#### Task instructions:
Where an entry contains an image, skip the image and print the rest exactly.

#### The data:
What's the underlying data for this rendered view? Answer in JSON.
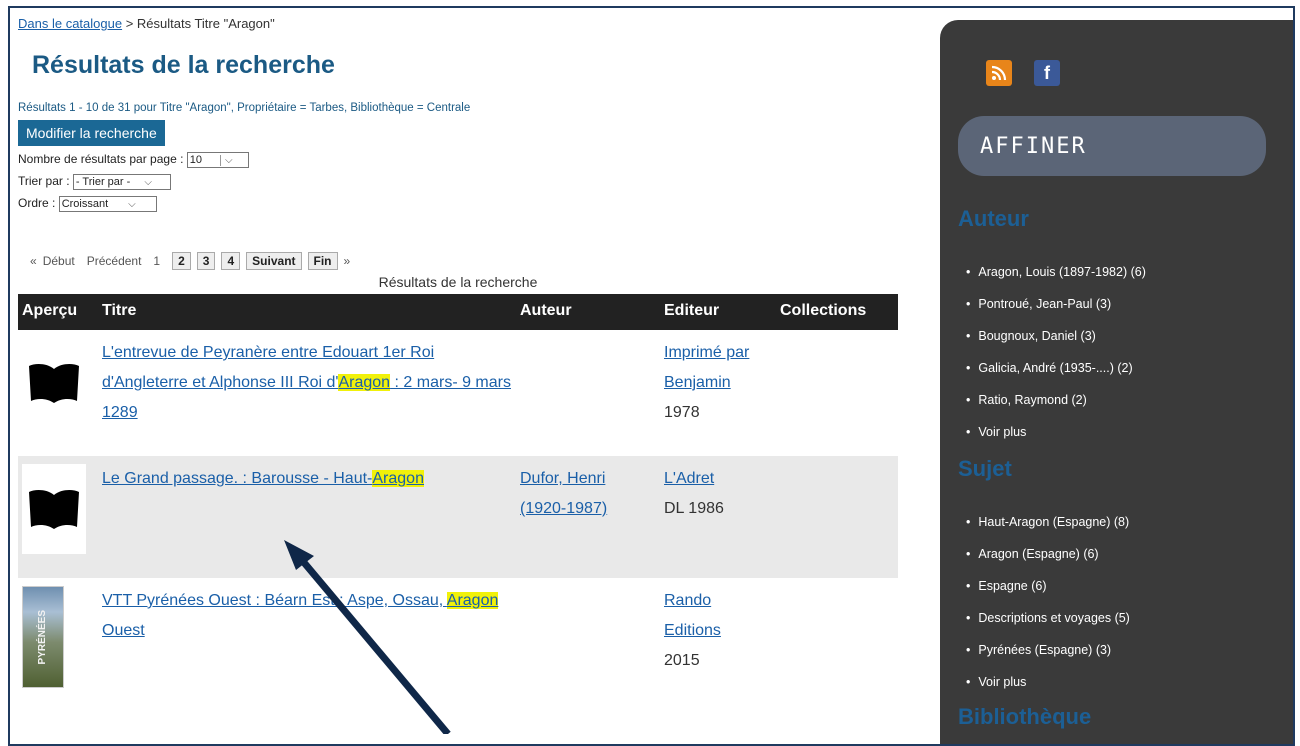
{
  "breadcrumb": {
    "link": "Dans le catalogue",
    "rest": " > Résultats Titre \"Aragon\""
  },
  "title": "Résultats de la recherche",
  "summary": "Résultats 1 - 10 de 31 pour Titre \"Aragon\", Propriétaire = Tarbes, Bibliothèque = Centrale",
  "modify_button": "Modifier la recherche",
  "per_page": {
    "label": "Nombre de résultats par page :",
    "value": "10"
  },
  "sort": {
    "label": "Trier par :",
    "value": "- Trier par -"
  },
  "order": {
    "label": "Ordre :",
    "value": "Croissant"
  },
  "pager": {
    "first": "Début",
    "prev": "Précédent",
    "current": "1",
    "pages": [
      "2",
      "3",
      "4"
    ],
    "next": "Suivant",
    "last": "Fin",
    "lq": "«",
    "rq": "»"
  },
  "caption": "Résultats de la recherche",
  "columns": {
    "preview": "Aperçu",
    "title": "Titre",
    "author": "Auteur",
    "publisher": "Editeur",
    "collections": "Collections"
  },
  "rows": [
    {
      "title_pre": "L'entrevue de Peyranère entre Edouart 1er Roi d'Angleterre et Alphonse III Roi d'",
      "title_hl": "Aragon",
      "title_post": " : 2 mars- 9 mars 1289",
      "author": "",
      "publisher": "Imprimé par Benjamin",
      "year": "1978"
    },
    {
      "title_pre": "Le Grand passage. : Barousse - Haut-",
      "title_hl": "Aragon",
      "title_post": "",
      "author": "Dufor, Henri (1920-1987)",
      "publisher": "L'Adret",
      "year": "DL 1986"
    },
    {
      "title_pre": "VTT Pyrénées Ouest : Béarn Est : Aspe, Ossau, ",
      "title_hl": "Aragon",
      "title_post": " Ouest",
      "author": "",
      "publisher": "Rando Editions",
      "year": "2015",
      "cover_text": "PYRÉNÉES"
    }
  ],
  "sidebar": {
    "refine": "AFFINER",
    "author_title": "Auteur",
    "authors": [
      "Aragon, Louis (1897-1982) (6)",
      "Pontroué, Jean-Paul (3)",
      "Bougnoux, Daniel (3)",
      "Galicia, André (1935-....) (2)",
      "Ratio, Raymond (2)",
      "Voir plus"
    ],
    "subject_title": "Sujet",
    "subjects": [
      "Haut-Aragon (Espagne) (8)",
      "Aragon (Espagne) (6)",
      "Espagne (6)",
      "Descriptions et voyages (5)",
      "Pyrénées (Espagne) (3)",
      "Voir plus"
    ],
    "library_title": "Bibliothèque"
  },
  "icons": {
    "rss": "rss-icon",
    "facebook": "facebook-icon",
    "book": "book-icon"
  },
  "colors": {
    "accent": "#1b5a84",
    "button": "#1b6895",
    "highlight": "#f1f10a",
    "sidebar": "#3a3a3a"
  }
}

#### Answer section:
What's the underlying data for this rendered view? Answer in JSON.
{
  "breadcrumb": {
    "link": "Dans le catalogue",
    "rest": " > Résultats Titre \"Aragon\""
  },
  "title": "Résultats de la recherche",
  "summary": "Résultats 1 - 10 de 31 pour Titre \"Aragon\", Propriétaire = Tarbes, Bibliothèque = Centrale",
  "modify_button": "Modifier la recherche",
  "per_page": {
    "label": "Nombre de résultats par page :",
    "value": "10"
  },
  "sort": {
    "label": "Trier par :",
    "value": "- Trier par -"
  },
  "order": {
    "label": "Ordre :",
    "value": "Croissant"
  },
  "pager": {
    "first": "Début",
    "prev": "Précédent",
    "current": "1",
    "pages": [
      "2",
      "3",
      "4"
    ],
    "next": "Suivant",
    "last": "Fin",
    "lq": "«",
    "rq": "»"
  },
  "caption": "Résultats de la recherche",
  "columns": {
    "preview": "Aperçu",
    "title": "Titre",
    "author": "Auteur",
    "publisher": "Editeur",
    "collections": "Collections"
  },
  "rows": [
    {
      "title_pre": "L'entrevue de Peyranère entre Edouart 1er Roi d'Angleterre et Alphonse III Roi d'",
      "title_hl": "Aragon",
      "title_post": " : 2 mars- 9 mars 1289",
      "author": "",
      "publisher": "Imprimé par Benjamin",
      "year": "1978"
    },
    {
      "title_pre": "Le Grand passage. : Barousse - Haut-",
      "title_hl": "Aragon",
      "title_post": "",
      "author": "Dufor, Henri (1920-1987)",
      "publisher": "L'Adret",
      "year": "DL 1986"
    },
    {
      "title_pre": "VTT Pyrénées Ouest : Béarn Est : Aspe, Ossau, ",
      "title_hl": "Aragon",
      "title_post": " Ouest",
      "author": "",
      "publisher": "Rando Editions",
      "year": "2015",
      "cover_text": "PYRÉNÉES"
    }
  ],
  "sidebar": {
    "refine": "AFFINER",
    "author_title": "Auteur",
    "authors": [
      "Aragon, Louis (1897-1982) (6)",
      "Pontroué, Jean-Paul (3)",
      "Bougnoux, Daniel (3)",
      "Galicia, André (1935-....) (2)",
      "Ratio, Raymond (2)",
      "Voir plus"
    ],
    "subject_title": "Sujet",
    "subjects": [
      "Haut-Aragon (Espagne) (8)",
      "Aragon (Espagne) (6)",
      "Espagne (6)",
      "Descriptions et voyages (5)",
      "Pyrénées (Espagne) (3)",
      "Voir plus"
    ],
    "library_title": "Bibliothèque"
  },
  "icons": {
    "rss": "rss-icon",
    "facebook": "facebook-icon",
    "book": "book-icon"
  },
  "colors": {
    "accent": "#1b5a84",
    "button": "#1b6895",
    "highlight": "#f1f10a",
    "sidebar": "#3a3a3a"
  }
}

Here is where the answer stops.